In addition to cultural analysis and critique, I like to present as many practical tips to readers as I can. One of my principles is to build up as well as criticize, and to give as many practical tools as I can to help you navigate today’s world.
There’s a been a significant separation of the folkways of the upper middle class and affluent from those of the American mainstream. The top 20% of America in terms of socio-economic status are now heavily geographically, as well as socially and culturally segregated from the rest of America. Charles Murray’s famous “bubble quiz” is a great tool to help upper middle class and affluent people understand the way that they may be isolated this this upscale milieu. He asks questions like “Have you ever been on a factor floor?” for example.
One of his question is to ask how many times you have eaten at the following restaurants in the last year: Applebee’s, Waffle House, Denny’s, IHOP, Chili’s, Outback Steakhouse, Ruby Tuesday, T.G.I Friday’s, and Ponderosa Steakhouse.
Suffice it to say, these restaurants, along with most fast food chains, are not frequented by the elite, especially in urban areas.
A woman here in Indianapolis who fits the bill of being an urban, progressive professional in that top 20% posted on social media that she was taking her kids on a fast food tour. That is, she wanted to make sure her kids experienced eating at all the major fast food chains.

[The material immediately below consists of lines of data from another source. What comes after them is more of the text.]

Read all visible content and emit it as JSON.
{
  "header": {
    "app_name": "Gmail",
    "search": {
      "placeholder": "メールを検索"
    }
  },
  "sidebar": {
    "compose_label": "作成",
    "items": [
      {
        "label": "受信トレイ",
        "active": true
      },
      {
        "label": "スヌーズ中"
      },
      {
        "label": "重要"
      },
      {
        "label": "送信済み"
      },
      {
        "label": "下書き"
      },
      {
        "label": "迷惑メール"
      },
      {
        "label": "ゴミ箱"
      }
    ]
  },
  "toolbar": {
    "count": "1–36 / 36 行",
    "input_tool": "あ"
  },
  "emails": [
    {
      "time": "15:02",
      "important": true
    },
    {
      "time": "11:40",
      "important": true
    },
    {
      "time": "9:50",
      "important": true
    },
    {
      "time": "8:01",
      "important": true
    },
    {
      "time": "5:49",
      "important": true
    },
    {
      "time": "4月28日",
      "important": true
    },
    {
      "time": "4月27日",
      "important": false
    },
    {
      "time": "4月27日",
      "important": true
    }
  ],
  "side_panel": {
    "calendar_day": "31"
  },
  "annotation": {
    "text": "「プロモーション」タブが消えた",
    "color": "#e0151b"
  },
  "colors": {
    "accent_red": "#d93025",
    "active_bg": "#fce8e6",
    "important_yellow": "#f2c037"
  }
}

I thought this was a great idea. For those of you who are in that top 20% socio-economic status, making sure to take your kids to the major fast food chains, as well as the major sit down restaurant chains Murray listed, is a great way to make sure they don’t grow up in a bubble, and understand something of how the American mainstream lives. I can imagine all sorts of similar activities you could choose to undertake.
I like local, artisanal, independent, etc. type businesses as much as anybody. But making sure our children don’t grow up culturally estranged from the majority of the people in the country where they live - especially for those who consider themselves conservatives and thus want to identify with the traditional American mainstream - is something worth thinking about intentionally.
How oddly situated a man is apt to find himself at age thirty-eight! His youth belongs to the distant past. Yet the period of memory beginning with the end of youth and extending to the present has left him not a single vivid impression. And therefore he persists in feeling that nothing more than a fragile barrier separates him from his youth. He is forever hearing with the utmost clarity the sounds of this neighboring domain, but there is no way to penetrate the barrier.
But as a man grows older the memory of his youth begins to act as nothing less than an immunization against further experience. And he was thirty-eight. It was an age when one felt strangely unready to say that one had lived and yet reluctant to acknowledge the death of youth. An age when the savor of one’s experiences turned ever so slightly sour, and when, day by day, one took less pleasure in new things. An age when the charm of every diverting foolishness quickly faded.
- Yukio Mishima, Runaway Horses